After years of hard work, we've created a book we're incredibly proud of and we can't wait to share it with you!
Nadieh Bremer and Shirley Wu’s Data Sketches collaboration is a great example of what you can do with data visualization beyond a standard chart. They show that visualization can be both useful and beautiful. They show the many possibilities when you put thought into the data and the visuals. The best part of Data Sketches is that Bremer and Wu documented their processes, so that you can learn the tools they used, the messiness of the data, and how they get over the bumps along the way.
As an educator focused on computational media, I consistently point students towards Shirley and Nadieh's work for inspiration. I am so thrilled and excited that they've synthesized years of hard work and exploration into Data Sketches, which is now my go-to resource for coders interested in creative expression and storytelling with data!
What a rare treat it is for Shirley and Nadieh to share their process so openly! We see not only the technical work—prototyping with real data, riffing from examples—but the circuitous emotional journey from rough concept to polished final product. Shirley and Nadieh are honest, entertaining, and insightful in their retrospectives. For anyone interested in visualization, their stories are a powerful lesson of how designs can be shaped to communicate effectively and with intent. And their openness and humility make the practice less intimidating, inviting newcomers to get started.
Data Sketches is a collaboration between Nadieh Bremer and Shirley Wu, where we chose twelve different topics and each created a data visualization for a total of 24 projects. We then documented the whole process from data collection, to sketch and ideation, to code.
Nadieh Bremer is a graduated astronomer, turned data scientist, turned freelancing data visualization designer. She's worked for companies such as Google, UNESCO, Scientific American, and the New York Times. As 2017’s “Best Individual” in the Information is Beautiful Awards, she focuses on uniquely-crafted data visualizations that are both effective and visually appealing for print and online.

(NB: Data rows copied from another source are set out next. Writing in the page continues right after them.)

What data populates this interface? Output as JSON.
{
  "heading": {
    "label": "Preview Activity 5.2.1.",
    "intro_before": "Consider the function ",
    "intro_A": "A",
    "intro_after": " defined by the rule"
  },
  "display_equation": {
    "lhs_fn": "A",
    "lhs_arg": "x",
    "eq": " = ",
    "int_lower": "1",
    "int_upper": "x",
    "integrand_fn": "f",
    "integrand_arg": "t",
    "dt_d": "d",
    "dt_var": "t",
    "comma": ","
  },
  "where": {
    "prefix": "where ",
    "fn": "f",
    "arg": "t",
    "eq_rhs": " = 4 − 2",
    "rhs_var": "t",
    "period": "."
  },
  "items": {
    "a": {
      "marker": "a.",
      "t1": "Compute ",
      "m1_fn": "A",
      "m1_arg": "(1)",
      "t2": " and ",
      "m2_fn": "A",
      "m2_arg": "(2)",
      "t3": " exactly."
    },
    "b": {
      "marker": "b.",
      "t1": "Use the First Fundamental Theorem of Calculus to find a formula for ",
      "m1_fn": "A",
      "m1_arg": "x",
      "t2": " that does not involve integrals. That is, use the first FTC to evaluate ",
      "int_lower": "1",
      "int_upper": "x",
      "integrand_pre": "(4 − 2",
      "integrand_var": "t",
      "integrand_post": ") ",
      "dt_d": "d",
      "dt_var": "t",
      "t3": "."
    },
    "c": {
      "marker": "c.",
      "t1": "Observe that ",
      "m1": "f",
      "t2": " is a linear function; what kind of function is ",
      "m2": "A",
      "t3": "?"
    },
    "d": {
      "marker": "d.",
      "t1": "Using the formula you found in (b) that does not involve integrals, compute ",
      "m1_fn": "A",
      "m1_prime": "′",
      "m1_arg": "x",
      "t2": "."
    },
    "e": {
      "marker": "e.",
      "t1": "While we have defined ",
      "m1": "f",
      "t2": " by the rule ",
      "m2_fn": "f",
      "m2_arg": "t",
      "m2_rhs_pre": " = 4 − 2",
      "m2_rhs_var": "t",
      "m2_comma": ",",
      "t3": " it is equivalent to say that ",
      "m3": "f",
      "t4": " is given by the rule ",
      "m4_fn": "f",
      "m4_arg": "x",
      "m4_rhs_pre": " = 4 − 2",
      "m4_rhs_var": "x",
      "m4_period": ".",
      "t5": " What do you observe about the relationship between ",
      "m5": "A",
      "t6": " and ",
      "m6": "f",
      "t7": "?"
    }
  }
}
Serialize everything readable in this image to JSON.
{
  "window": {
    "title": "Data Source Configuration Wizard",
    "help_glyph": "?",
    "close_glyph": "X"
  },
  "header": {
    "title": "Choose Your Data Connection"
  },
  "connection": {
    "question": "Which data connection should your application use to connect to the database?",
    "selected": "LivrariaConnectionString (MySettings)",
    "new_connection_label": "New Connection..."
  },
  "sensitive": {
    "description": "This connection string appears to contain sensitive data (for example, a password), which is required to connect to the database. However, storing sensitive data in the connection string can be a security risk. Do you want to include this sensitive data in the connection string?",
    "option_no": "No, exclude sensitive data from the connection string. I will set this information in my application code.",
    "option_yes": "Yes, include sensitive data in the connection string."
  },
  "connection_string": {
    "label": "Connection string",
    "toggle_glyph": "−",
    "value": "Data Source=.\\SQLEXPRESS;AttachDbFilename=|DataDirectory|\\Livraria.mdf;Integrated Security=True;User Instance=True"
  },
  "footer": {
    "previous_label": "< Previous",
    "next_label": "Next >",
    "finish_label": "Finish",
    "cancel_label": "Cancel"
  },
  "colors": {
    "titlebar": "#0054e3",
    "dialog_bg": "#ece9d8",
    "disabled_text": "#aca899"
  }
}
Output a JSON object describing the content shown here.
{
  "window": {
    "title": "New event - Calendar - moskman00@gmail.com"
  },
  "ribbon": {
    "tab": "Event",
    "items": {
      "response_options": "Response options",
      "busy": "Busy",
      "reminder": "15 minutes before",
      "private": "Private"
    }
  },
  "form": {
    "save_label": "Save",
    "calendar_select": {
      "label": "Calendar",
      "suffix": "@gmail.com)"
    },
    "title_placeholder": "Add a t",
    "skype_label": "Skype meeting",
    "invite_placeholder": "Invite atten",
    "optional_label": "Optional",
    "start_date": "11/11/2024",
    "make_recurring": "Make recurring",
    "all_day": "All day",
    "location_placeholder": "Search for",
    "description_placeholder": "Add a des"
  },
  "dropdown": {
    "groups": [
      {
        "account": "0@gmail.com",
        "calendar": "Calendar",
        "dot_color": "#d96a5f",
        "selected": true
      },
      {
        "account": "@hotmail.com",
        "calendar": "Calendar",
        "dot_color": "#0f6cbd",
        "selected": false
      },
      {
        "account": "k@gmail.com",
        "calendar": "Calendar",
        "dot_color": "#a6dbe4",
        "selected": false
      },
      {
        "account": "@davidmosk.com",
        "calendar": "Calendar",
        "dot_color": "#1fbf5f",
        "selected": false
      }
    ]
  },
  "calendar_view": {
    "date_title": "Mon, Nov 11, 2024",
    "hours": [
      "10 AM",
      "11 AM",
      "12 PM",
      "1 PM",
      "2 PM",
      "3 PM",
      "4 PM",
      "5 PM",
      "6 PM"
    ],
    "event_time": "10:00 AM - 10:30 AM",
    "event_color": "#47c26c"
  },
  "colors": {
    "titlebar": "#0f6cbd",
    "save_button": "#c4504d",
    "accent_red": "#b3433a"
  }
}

Shirley Wu is an award-winning creative focused on data-driven art and visualizations. She has worked with clients such as Google, The Guardian, SFMOMA, and NBC Universal to develop custom, highly interactive data visualizations. She combines her love for art, math, and code into colorful, compelling narratives that push the boundaries of the web.